The song itself is a simple bit of poetry about love again, with more of a lean towards the acoustic guitar. The occasional synth stabs mesh perfectly with the guitar and her voice soars over it all. Bliss.
1. Hung Up
from “Confessions on a dance floor”
I struggled for a while about what to name as my favourite Madonna song of all time. It was tempting to put something lesser-known than go for one of her biggest hits, but being honest with myself this had to be the one. It was the comeback that had clear appeal but surpassed all expectations of success and elevated her back to the turn-of-the-century fame that I felt might never return.
Sampling ABBA’s “Gimme Gimme Gimme”, it pays tribute to the legendary pop riff that ABBA were so good at. But the sample isn’t the song, it’s just one cog in the elegant machine that makes such a world-beating dance-pop song seem so effortless and simple.
The lyrics aren’t deep, in fact they are partly recycled from early songs. But they are catchy and fit the mood of the song like a dream. Stuart Price has the golden touch sometimes, and the thundering dance beat never gets old for me. The simple tick-tock rhythm is a great motif for the album and the incredible tour it spawned. She was back with a bang, and every live performance she gave around this time felt like a real event.
The whole campaign just worked. The Confessions tour really is magnificent and even if you only have a casual interest in Madonna’s music, I strongly recommend seeing it to understand why people so readily throw hundreds of pounds to see her perform. For that tour, she had a strong team of dancers that we were introduced to – some from the Live DVD for her previous Reinvention tour – and their use in the videos for the singles really tied everything together.
This brought the house down at the tour, and it’s not hard to see why.
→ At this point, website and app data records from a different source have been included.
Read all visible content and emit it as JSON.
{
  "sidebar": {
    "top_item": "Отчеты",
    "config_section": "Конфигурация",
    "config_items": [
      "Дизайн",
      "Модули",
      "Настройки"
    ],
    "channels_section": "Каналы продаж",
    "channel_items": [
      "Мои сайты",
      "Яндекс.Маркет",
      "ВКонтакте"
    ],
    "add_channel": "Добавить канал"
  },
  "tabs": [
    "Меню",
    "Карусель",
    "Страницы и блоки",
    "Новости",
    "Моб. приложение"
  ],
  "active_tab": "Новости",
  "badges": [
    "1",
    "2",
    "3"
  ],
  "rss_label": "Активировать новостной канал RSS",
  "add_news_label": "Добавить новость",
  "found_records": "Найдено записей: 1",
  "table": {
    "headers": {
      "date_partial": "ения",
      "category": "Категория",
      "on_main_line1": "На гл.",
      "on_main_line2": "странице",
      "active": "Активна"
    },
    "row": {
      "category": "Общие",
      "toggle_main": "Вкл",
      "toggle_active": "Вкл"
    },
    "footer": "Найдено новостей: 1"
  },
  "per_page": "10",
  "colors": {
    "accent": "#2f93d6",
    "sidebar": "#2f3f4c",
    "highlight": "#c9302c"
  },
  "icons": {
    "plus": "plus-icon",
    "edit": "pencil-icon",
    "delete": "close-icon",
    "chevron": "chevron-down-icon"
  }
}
I’m never one for listening to the same song over and over, but the night “Hung Up” leaked I had it on repeat for hours. That middle-eight is perfection too, the beat quietens to almost the point of disappearing, but that slow building of tension (and bass) is amazing. If you would dismiss this song out of hand, I’m not sure I’d ever be able to see eye-to-eye with you on pop music or Madonna, for me this song encapsulates everything that is strong, fun, powerful, innovative and captivating about Madonna.
Well that’s it! I hope you enjoyed the album reviews, the other track reviews and this countdown. Leave a comment if you did, I’ve got plenty more of it on the index pages at the top of the screen! What are your favourite Madonna songs?